    Location:
    Chicago area in Illinois
    I do not remember seeing anything about using workers to road and colonize the strategic resources that are not near any of your cities, or do you just blanket the area with settlers, and get the resources that way? I would agree with the ratio of about 2.5 workers per city until pollution hits, and then a minimum of 6 workers per city for clean up duties seems to work best. I prefer to mod the game to minimum clean up time myself, but I am assuming that you are discussing an unmodified game.
     
  5. Sweetchuck

    Sweetchuck King

    Joined:
    Nov 26, 2006
    Messages:
    649
    Wow - that's a long read.

    Anyway, one thing I want to point out. The whole efficiency matter. I noticed that you suggest irrigating everything, then mining once pop is up? I guess that makes sense, but you have to build more workers to re-do the tiles. Considering that the redux in pop to build the workers sort of offsets that, I wonder if that's the most efficient strategy.

    I don't know if my method is better, but I look to balance tile improvement. Irrigate anything if a food source isn't nearby. I also (generally) mine food sources and irrigate tiles when I notice that the pop isn't increasing at an adequate rate.

    Re-doing tiles is wasted worker actions IMO, but again - I'm not suggesting that it's wrong.

    Plus, what do you do with all those workers when your civ is maturing? Generally, you can't join them into cities - they're usually maxed out at that point. I sometimes save a spot somewhere and build a city just to empty workers into. Killing them for shield value is almost futile - one shield per worker, I think. Parking them is inefficient also since you're paying maintenance costs for them.
     
  6. Spoonwood

    Spoonwood Grand Philosopher

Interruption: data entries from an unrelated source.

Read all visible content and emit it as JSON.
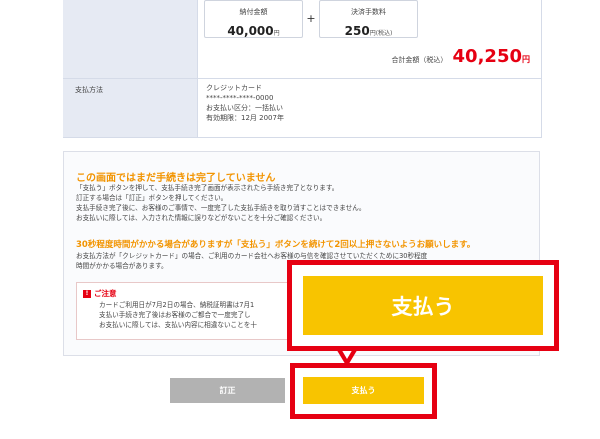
{
  "payment": {
    "amount_label": "納付金額",
    "amount_value": "40,000",
    "amount_unit": "円",
    "plus_sign": "+",
    "fee_label": "決済手数料",
    "fee_value": "250",
    "fee_unit": "円(税込)",
    "total_label": "合計金額（税込）",
    "total_value": "40,250",
    "total_unit": "円",
    "method_label": "支払方法",
    "method_name": "クレジットカード",
    "card_number": "****-****-****-0000",
    "installment": "お支払い区分：一括払い",
    "expiry": "有効期限：12月 2007年"
  },
  "notice": {
    "heading": "この画面ではまだ手続きは完了していません",
    "lines": [
      "「支払う」ボタンを押して、支払手続き完了画面が表示されたら手続き完了となります。",
      "訂正する場合は「訂正」ボタンを押してください。",
      "支払手続き完了後に、お客様のご事情で、一度完了した支払手続きを取り消すことはできません。",
      "お支払いに際しては、入力された情報に誤りなどがないことを十分ご確認ください。"
    ],
    "subheading": "30秒程度時間がかかる場合がありますが「支払う」ボタンを続けて2回以上押さないようお願いします。",
    "sub_lines": [
      "お支払方法が「クレジットカード」の場合、ご利用のカード会社へお客様の与信を確認させていただくために30秒程度",
      "時間がかかる場合があります。"
    ],
    "caution_title": "ご注意",
    "caution_lines": [
      "カードご利用日が7月2日の場合、納税証明書は7月1",
      "支払い手続き完了後はお客様のご都合で一度完了し",
      "お支払いに際しては、支払い内容に相違ないことを十"
    ]
  },
  "buttons": {
    "correct_label": "訂正",
    "pay_label": "支払う",
    "pay_zoom_label": "支払う"
  },
  "colors": {
    "highlight_red": "#e60012",
    "pay_yellow": "#f8c400",
    "notice_orange": "#f29400",
    "total_red": "#e60012"
  }
}
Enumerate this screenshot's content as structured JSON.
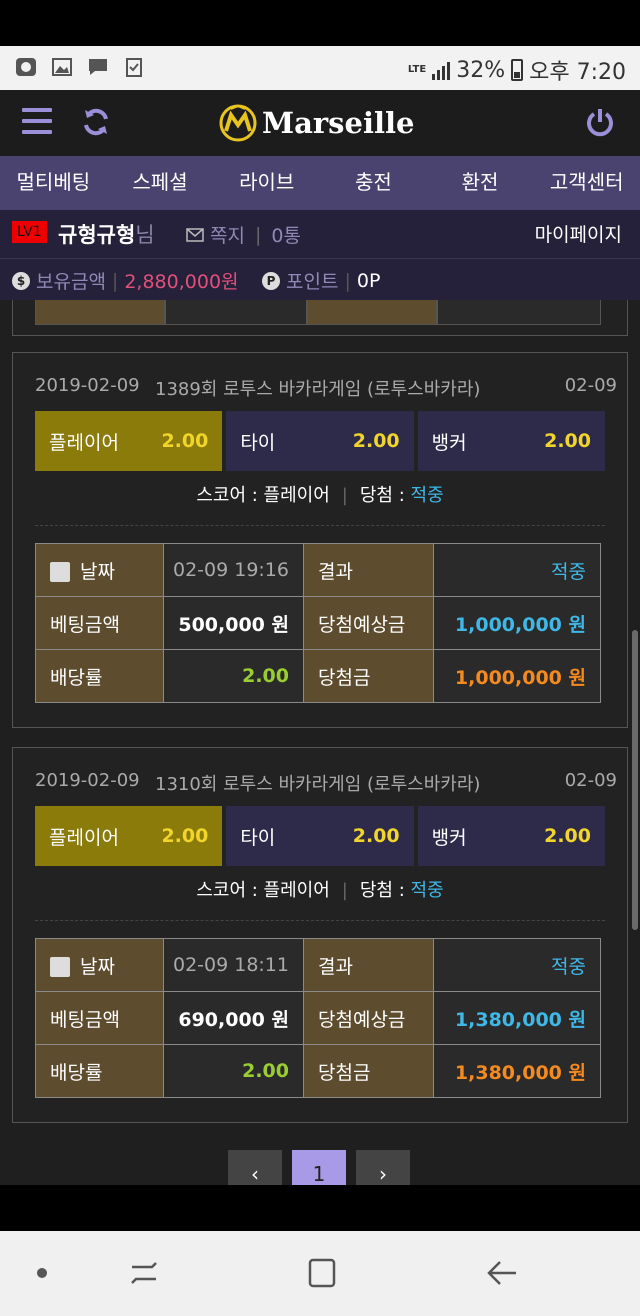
{
  "status": {
    "network": "LTE",
    "battery": "32%",
    "time": "오후 7:20"
  },
  "header": {
    "logo_text": "Marseille"
  },
  "nav": [
    {
      "label": "멀티베팅"
    },
    {
      "label": "스페셜"
    },
    {
      "label": "라이브"
    },
    {
      "label": "충전"
    },
    {
      "label": "환전"
    },
    {
      "label": "고객센터"
    }
  ],
  "user": {
    "level": "LV1",
    "name": "규형규형",
    "suffix": "님",
    "message_label": "쪽지",
    "message_count": "0통",
    "mypage": "마이페이지"
  },
  "balance": {
    "money_label": "보유금액",
    "money_value": "2,880,000원",
    "point_label": "포인트",
    "point_value": "0P"
  },
  "cards": [
    {
      "date": "2019-02-09",
      "title": "1389회 로투스 바카라게임 (로투스바카라)",
      "short_date": "02-09",
      "odds": [
        {
          "name": "플레이어",
          "value": "2.00"
        },
        {
          "name": "타이",
          "value": "2.00"
        },
        {
          "name": "뱅커",
          "value": "2.00"
        }
      ],
      "score_label": "스코어 : 플레이어",
      "result_label": "당첨 : ",
      "result_value": "적중",
      "table": {
        "date_label": "날짜",
        "date_value": "02-09 19:16",
        "result_label": "결과",
        "result_value": "적중",
        "bet_label": "베팅금액",
        "bet_value": "500,000 원",
        "expected_label": "당첨예상금",
        "expected_value": "1,000,000 원",
        "rate_label": "배당률",
        "rate_value": "2.00",
        "win_label": "당첨금",
        "win_value": "1,000,000 원"
      }
    },
    {
      "date": "2019-02-09",
      "title": "1310회 로투스 바카라게임 (로투스바카라)",
      "short_date": "02-09",
      "odds": [
        {
          "name": "플레이어",
          "value": "2.00"
        },
        {
          "name": "타이",
          "value": "2.00"
        },
        {
          "name": "뱅커",
          "value": "2.00"
        }
      ],
      "score_label": "스코어 : 플레이어",
      "result_label": "당첨 : ",
      "result_value": "적중",
      "table": {
        "date_label": "날짜",
        "date_value": "02-09 18:11",
        "result_label": "결과",
        "result_value": "적중",
        "bet_label": "베팅금액",
        "bet_value": "690,000 원",
        "expected_label": "당첨예상금",
        "expected_value": "1,380,000 원",
        "rate_label": "배당률",
        "rate_value": "2.00",
        "win_label": "당첨금",
        "win_value": "1,380,000 원"
      }
    }
  ],
  "pagination": {
    "prev": "‹",
    "current": "1",
    "next": "›"
  }
}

    Joined:
    Apr 30, 2008
    Messages:
    4,890
    Location:
    Ohio
    I don't use colonies usually... in fact I don't think I've built one at any time... I blanket the area with settlers.

    [I noticed that you suggest irrigating everything, then mining once pop is up?]

    I tried to make that *a* strategy. I mentioned three early middle age strategies there... 1. mine green and irrigate brown 2. irrigate everything, then mine once pop is up 3. use a mix of the two strategies. I would pick the third if I had to pick one.

    [Considering that the redux in pop to build the workers sort of offsets that, I wonder if that's the most efficient strategy.]

    I would say it depends. The redux in pop might hurt you a bit in the middle ages... but if you have that many more workers you can add that many more to your cities in the mid-to-late industrial age. More irrigation also helps to offset the redux, since you have faster growth.

    [Plus, what do you do with all those workers when your civ is maturing?]

    Improve every single one of your tiles. I suppose in slower tech games you'll finish that before steam power... but I prefer a faster tech-pace game and usually steam power comes about the same time I have all tiles improved.
     

Share This Page